DATA FOR PROCESSING:
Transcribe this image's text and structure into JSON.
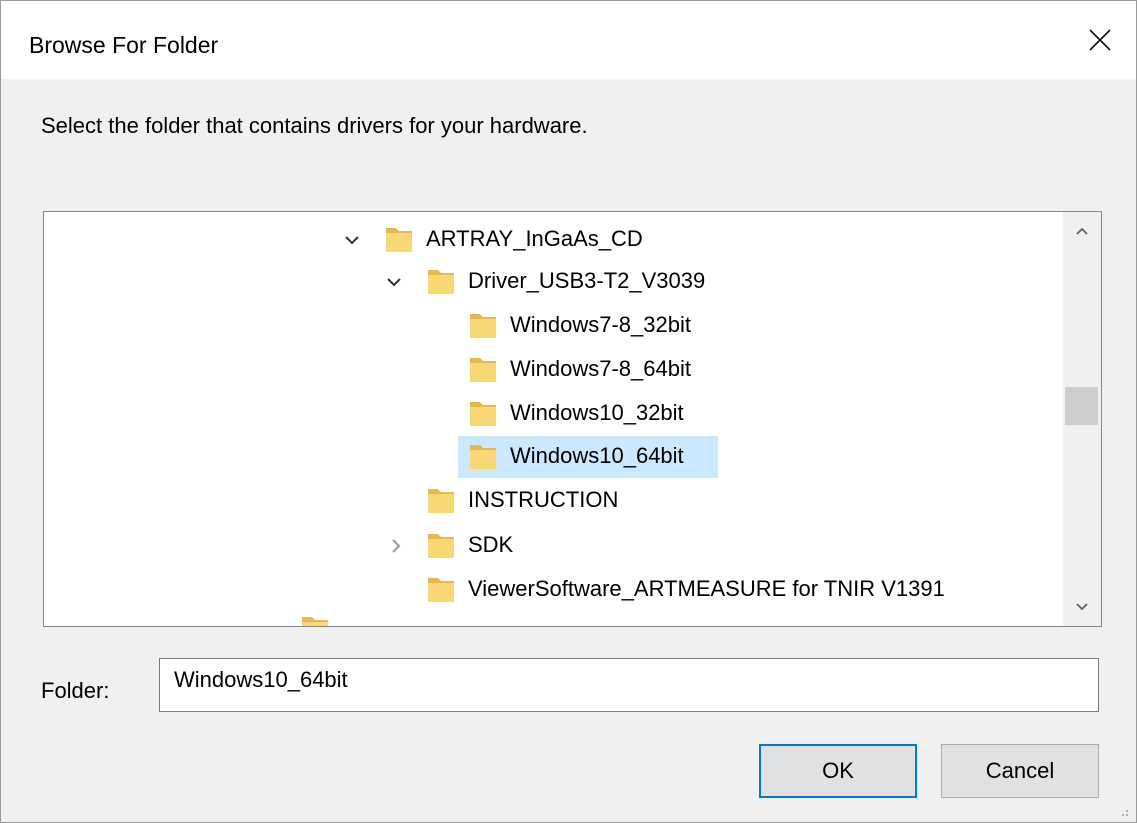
{
  "window": {
    "title": "Browse For Folder"
  },
  "instruction": "Select the folder that contains drivers for your hardware.",
  "tree": {
    "items": [
      {
        "label": "ARTRAY_InGaAs_CD",
        "expander": "expanded"
      },
      {
        "label": "Driver_USB3-T2_V3039",
        "expander": "expanded"
      },
      {
        "label": "Windows7-8_32bit",
        "expander": "none"
      },
      {
        "label": "Windows7-8_64bit",
        "expander": "none"
      },
      {
        "label": "Windows10_32bit",
        "expander": "none"
      },
      {
        "label": "Windows10_64bit",
        "expander": "none",
        "selected": true
      },
      {
        "label": "INSTRUCTION",
        "expander": "none"
      },
      {
        "label": "SDK",
        "expander": "collapsed"
      },
      {
        "label": "ViewerSoftware_ARTMEASURE for TNIR V1391",
        "expander": "none"
      }
    ]
  },
  "folder_field": {
    "label": "Folder:",
    "value": "Windows10_64bit"
  },
  "buttons": {
    "ok": "OK",
    "cancel": "Cancel"
  },
  "colors": {
    "selection": "#cce8ff",
    "accent": "#0078d7",
    "folder": "#f8d775"
  }
}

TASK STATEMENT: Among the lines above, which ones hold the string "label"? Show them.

RESULT FOR THIS EXERCISE:
        "label": "ARTRAY_InGaAs_CD",
        "label": "Driver_USB3-T2_V3039",
        "label": "Windows7-8_32bit",
        "label": "Windows7-8_64bit",
        "label": "Windows10_32bit",
        "label": "Windows10_64bit",
        "label": "INSTRUCTION",
        "label": "SDK",
        "label": "ViewerSoftware_ARTMEASURE for TNIR V1391",
    "label": "Folder:",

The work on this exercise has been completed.